§ **WHAT YOU ARE ASKED TO DO**: Take every line containing "down" out of the records.

*** Begin section ***

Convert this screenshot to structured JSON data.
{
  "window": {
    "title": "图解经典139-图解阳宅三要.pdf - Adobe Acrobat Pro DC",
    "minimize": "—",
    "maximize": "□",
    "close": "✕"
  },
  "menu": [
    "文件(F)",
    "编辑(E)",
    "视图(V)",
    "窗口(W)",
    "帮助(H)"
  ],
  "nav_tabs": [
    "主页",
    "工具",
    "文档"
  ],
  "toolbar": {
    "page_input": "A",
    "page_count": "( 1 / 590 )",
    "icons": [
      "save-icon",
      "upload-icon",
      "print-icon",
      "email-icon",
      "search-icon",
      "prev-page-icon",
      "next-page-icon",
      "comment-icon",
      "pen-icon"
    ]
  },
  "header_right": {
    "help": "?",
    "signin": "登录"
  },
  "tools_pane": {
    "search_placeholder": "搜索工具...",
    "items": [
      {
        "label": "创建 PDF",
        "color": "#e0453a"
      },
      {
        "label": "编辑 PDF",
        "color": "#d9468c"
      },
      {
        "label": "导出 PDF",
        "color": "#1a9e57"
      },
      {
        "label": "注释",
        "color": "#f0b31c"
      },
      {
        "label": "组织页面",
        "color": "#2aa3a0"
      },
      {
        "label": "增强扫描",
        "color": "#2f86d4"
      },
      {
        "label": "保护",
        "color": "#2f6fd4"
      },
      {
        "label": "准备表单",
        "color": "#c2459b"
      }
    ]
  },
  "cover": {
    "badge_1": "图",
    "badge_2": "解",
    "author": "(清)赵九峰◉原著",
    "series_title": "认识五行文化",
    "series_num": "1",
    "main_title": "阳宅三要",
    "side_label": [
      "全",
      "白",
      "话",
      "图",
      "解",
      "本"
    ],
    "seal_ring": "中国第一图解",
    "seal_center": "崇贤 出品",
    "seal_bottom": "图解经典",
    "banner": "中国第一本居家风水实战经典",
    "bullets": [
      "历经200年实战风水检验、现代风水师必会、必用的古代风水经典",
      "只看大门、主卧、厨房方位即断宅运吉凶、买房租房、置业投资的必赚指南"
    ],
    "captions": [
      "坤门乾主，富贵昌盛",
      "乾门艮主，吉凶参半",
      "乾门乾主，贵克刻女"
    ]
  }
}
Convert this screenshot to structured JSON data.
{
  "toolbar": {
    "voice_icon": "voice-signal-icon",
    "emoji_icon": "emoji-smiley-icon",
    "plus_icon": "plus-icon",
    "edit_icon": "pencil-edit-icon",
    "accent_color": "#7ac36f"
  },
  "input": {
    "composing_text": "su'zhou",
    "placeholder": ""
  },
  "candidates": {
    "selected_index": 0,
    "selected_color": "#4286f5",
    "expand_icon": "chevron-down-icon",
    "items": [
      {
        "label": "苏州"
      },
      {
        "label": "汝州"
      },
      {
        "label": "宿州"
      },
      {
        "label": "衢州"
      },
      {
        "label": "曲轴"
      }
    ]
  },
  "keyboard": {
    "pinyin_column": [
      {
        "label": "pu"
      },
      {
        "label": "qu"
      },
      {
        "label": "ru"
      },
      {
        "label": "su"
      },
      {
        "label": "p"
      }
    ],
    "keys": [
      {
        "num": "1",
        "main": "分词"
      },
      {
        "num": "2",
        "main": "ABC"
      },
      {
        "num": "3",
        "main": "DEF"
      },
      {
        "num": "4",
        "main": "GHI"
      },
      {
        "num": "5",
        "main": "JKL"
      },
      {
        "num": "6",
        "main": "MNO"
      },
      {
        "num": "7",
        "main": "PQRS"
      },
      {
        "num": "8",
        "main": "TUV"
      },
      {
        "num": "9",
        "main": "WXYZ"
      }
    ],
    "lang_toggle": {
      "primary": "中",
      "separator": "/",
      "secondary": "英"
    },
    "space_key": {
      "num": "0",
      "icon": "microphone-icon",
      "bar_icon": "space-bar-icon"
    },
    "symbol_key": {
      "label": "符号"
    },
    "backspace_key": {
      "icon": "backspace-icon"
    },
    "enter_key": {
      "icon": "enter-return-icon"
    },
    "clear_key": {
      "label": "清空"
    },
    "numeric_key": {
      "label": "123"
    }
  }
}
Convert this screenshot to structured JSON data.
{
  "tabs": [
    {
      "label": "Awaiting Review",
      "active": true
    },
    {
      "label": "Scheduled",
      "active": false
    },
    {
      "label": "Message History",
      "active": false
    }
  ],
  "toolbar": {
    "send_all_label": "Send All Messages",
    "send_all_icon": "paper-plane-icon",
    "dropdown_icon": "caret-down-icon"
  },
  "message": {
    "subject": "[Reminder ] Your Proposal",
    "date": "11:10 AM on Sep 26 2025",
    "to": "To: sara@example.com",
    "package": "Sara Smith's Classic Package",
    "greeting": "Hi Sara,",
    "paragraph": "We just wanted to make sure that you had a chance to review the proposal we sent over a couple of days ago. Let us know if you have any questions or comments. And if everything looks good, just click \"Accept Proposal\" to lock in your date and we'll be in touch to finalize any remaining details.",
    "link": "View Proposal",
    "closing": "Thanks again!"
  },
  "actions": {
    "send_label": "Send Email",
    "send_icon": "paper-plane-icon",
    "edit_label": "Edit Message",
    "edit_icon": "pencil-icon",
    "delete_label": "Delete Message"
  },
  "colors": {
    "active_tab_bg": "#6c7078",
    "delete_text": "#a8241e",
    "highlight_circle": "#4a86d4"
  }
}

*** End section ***

§ **SOLUTION TO THIS EXERCISE**:
    "expand_icon": "chevron-down-icon",
    "dropdown_icon": "caret-down-icon"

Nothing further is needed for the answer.